Normal Phishing Rules Apply: While ransomware may have recently gained prominence, it is usually delivered through the tried and true attack method - phishing. As a result, it is even more important to follow best practice phishing mitigation techniques.
· Trust but verify every email
· What are you being asked to do? Were you expecting the email?
· Use extreme caution with links and attachments (disable macros)
Safe Surfing: Another popular attack medium uses Trojan horse downloads in websites. To mitigate this attack style, implement a strict web content filter to block websites or categories of websites that are not necessary to the institution’s job functions. One of the safest best practices is to block all websites by default and whitelist only the sites that are necessary for bank operations.
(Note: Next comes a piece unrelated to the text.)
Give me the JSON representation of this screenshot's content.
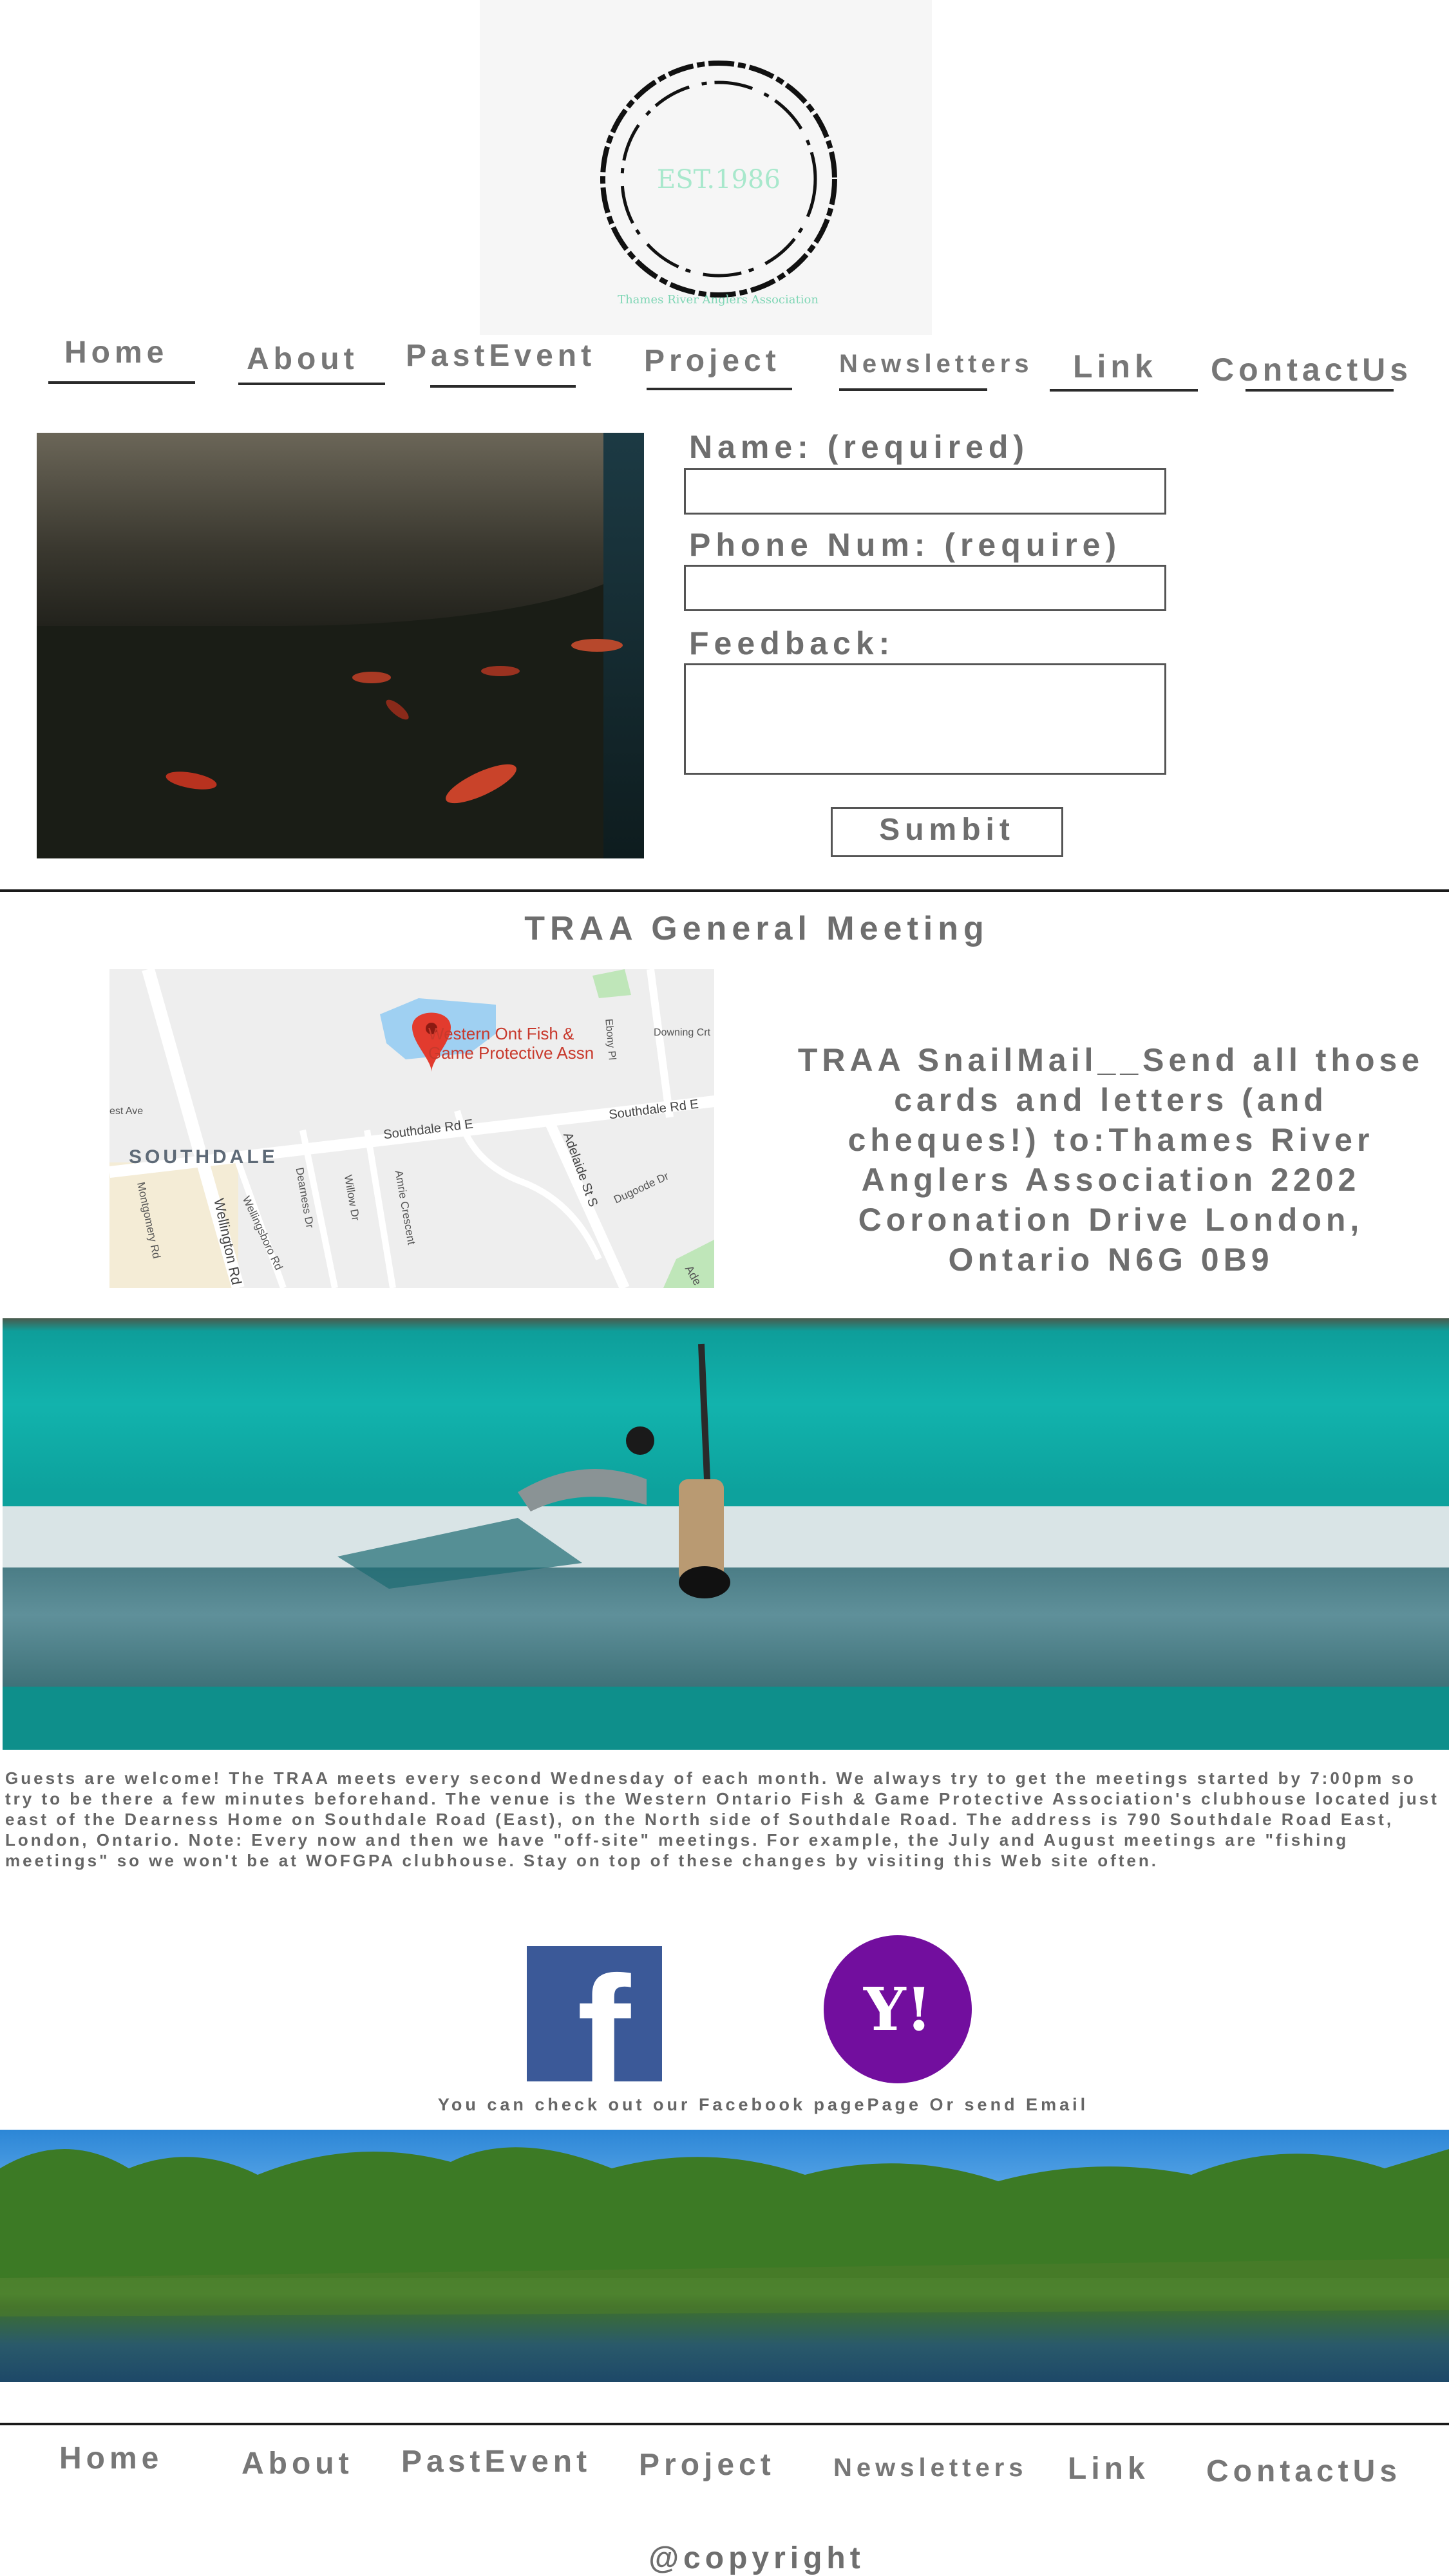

Restrict Administrator Rights: One of the first actions of an instance of ransomware is it looks for a way to escalate its privileges. If the local user has been granted admin rights, it will begin to encrypt the entire hard drive. Therefore, it is important to limit local admin rights on a machine to the greatest extent possible. Unfortunately, sometimes software manufacturers write software that requires local administrator privileges. It is important for the institution to work with their software vendor to limit the need for local administrator rights.
Air Gap Backups: Backup data is the most effective control for recovering from ransomware. Once a hard drive has been infected it should be considered useless. After the piece of ransomware has encrypted the local pc, its next step is to search the network and look for backups to infect. Air gapping is the process of physically removing your backup data from the network. Traditionally, this was achieved through the use of tape backups. Today, institutions have decided to utilize network attached or cloud storage devices. Air gapping is easiest if the backup is stored on some form of removable media. If it is a network attached storage, just make sure to unplug the storage device from the network while it is dormant.
While any machine connected to the internet has some inherent risk, it is important to remember that ransomware is delivered by utilizing unsafe web browsing strategies and/or poor security awareness. These issues can be corrected by user training and strong technical controls. “Would be” digital robbers look for the easiest targets. By following a few of these simple guidelines banks foil a robbery before it ever happens.
Dr. Jerrod Pickering, Security +, is a Security and Compliance Consultant for CoNetrix. CoNetrix is a provider of information security consulting, IT/GLBA audits, security testing, and Tandem – a security and compliance software suite designed to help financial institutions create and maintain their Information Security Program. To learn more about CoNetrix and their new Tandem Phishing tool, visit www.CoNetrix.com.